Problem: Word for word, give the entries back.

══ Dataset entries ══

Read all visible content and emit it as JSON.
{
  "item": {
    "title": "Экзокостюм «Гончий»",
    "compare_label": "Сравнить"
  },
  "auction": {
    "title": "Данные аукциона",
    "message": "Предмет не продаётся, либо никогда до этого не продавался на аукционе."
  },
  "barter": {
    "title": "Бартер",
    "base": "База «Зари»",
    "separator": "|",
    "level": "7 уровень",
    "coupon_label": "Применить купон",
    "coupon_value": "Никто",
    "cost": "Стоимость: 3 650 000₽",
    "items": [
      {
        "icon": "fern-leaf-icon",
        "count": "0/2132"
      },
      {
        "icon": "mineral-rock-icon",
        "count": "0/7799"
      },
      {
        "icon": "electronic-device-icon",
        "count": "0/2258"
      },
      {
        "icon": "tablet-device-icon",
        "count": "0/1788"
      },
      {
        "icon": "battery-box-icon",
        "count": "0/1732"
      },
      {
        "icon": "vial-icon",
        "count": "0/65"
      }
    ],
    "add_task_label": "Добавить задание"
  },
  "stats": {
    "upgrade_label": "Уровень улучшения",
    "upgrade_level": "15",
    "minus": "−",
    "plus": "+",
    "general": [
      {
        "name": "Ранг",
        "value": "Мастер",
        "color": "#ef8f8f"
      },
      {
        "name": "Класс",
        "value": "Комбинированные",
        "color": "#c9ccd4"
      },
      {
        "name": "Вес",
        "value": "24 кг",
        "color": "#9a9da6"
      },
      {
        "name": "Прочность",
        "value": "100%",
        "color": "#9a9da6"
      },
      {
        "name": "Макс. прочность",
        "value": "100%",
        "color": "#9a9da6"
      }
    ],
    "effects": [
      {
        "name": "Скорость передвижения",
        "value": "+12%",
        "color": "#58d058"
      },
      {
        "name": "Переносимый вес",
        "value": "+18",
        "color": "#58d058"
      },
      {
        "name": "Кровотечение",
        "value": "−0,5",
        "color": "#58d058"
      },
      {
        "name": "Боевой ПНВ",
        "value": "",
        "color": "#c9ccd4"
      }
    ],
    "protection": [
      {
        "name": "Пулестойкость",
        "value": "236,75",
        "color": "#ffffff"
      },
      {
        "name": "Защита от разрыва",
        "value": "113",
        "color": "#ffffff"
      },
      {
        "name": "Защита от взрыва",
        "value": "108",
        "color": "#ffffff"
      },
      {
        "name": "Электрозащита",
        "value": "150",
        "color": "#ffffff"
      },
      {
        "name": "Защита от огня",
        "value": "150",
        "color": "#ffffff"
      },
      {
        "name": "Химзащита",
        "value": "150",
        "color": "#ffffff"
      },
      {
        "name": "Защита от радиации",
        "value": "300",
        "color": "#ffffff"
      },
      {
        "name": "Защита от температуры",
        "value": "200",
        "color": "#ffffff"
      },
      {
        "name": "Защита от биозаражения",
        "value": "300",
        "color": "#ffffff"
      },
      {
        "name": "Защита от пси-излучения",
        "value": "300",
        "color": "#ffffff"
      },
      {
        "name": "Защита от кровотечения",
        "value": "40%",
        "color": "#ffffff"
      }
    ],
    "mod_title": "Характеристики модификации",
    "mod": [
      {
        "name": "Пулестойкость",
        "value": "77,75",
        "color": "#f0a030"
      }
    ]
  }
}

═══

Answer to this task:
Read all visible content and emit it as JSON.
{
  "item": {
    "title": "Экзокостюм «Гончий»",
    "compare_label": "Сравнить"
  },
  "auction": {
    "title": "Данные аукциона",
    "message": "Предмет не продаётся, либо никогда до этого не продавался на аукционе."
  },
  "barter": {
    "title": "Бартер",
    "base": "База «Зари»",
    "separator": "|",
    "level": "7 уровень",
    "coupon_label": "Применить купон",
    "coupon_value": "Никто",
    "cost": "Стоимость: 3 650 000₽",
    "items": [
      {
        "icon": "fern-leaf-icon",
        "count": "0/2132"
      },
      {
        "icon": "mineral-rock-icon",
        "count": "0/7799"
      },
      {
        "icon": "electronic-device-icon",
        "count": "0/2258"
      },
      {
        "icon": "tablet-device-icon",
        "count": "0/1788"
      },
      {
        "icon": "battery-box-icon",
        "count": "0/1732"
      },
      {
        "icon": "vial-icon",
        "count": "0/65"
      }
    ],
    "add_task_label": "Добавить задание"
  },
  "stats": {
    "upgrade_label": "Уровень улучшения",
    "upgrade_level": "15",
    "minus": "−",
    "plus": "+",
    "general": [
      {
        "name": "Ранг",
        "value": "Мастер",
        "color": "#ef8f8f"
      },
      {
        "name": "Класс",
        "value": "Комбинированные",
        "color": "#c9ccd4"
      },
      {
        "name": "Вес",
        "value": "24 кг",
        "color": "#9a9da6"
      },
      {
        "name": "Прочность",
        "value": "100%",
        "color": "#9a9da6"
      },
      {
        "name": "Макс. прочность",
        "value": "100%",
        "color": "#9a9da6"
      }
    ],
    "effects": [
      {
        "name": "Скорость передвижения",
        "value": "+12%",
        "color": "#58d058"
      },
      {
        "name": "Переносимый вес",
        "value": "+18",
        "color": "#58d058"
      },
      {
        "name": "Кровотечение",
        "value": "−0,5",
        "color": "#58d058"
      },
      {
        "name": "Боевой ПНВ",
        "value": "",
        "color": "#c9ccd4"
      }
    ],
    "protection": [
      {
        "name": "Пулестойкость",
        "value": "236,75",
        "color": "#ffffff"
      },
      {
        "name": "Защита от разрыва",
        "value": "113",
        "color": "#ffffff"
      },
      {
        "name": "Защита от взрыва",
        "value": "108",
        "color": "#ffffff"
      },
      {
        "name": "Электрозащита",
        "value": "150",
        "color": "#ffffff"
      },
      {
        "name": "Защита от огня",
        "value": "150",
        "color": "#ffffff"
      },
      {
        "name": "Химзащита",
        "value": "150",
        "color": "#ffffff"
      },
      {
        "name": "Защита от радиации",
        "value": "300",
        "color": "#ffffff"
      },
      {
        "name": "Защита от температуры",
        "value": "200",
        "color": "#ffffff"
      },
      {
        "name": "Защита от биозаражения",
        "value": "300",
        "color": "#ffffff"
      },
      {
        "name": "Защита от пси-излучения",
        "value": "300",
        "color": "#ffffff"
      },
      {
        "name": "Защита от кровотечения",
        "value": "40%",
        "color": "#ffffff"
      }
    ],
    "mod_title": "Характеристики модификации",
    "mod": [
      {
        "name": "Пулестойкость",
        "value": "77,75",
        "color": "#f0a030"
      }
    ]
  }
}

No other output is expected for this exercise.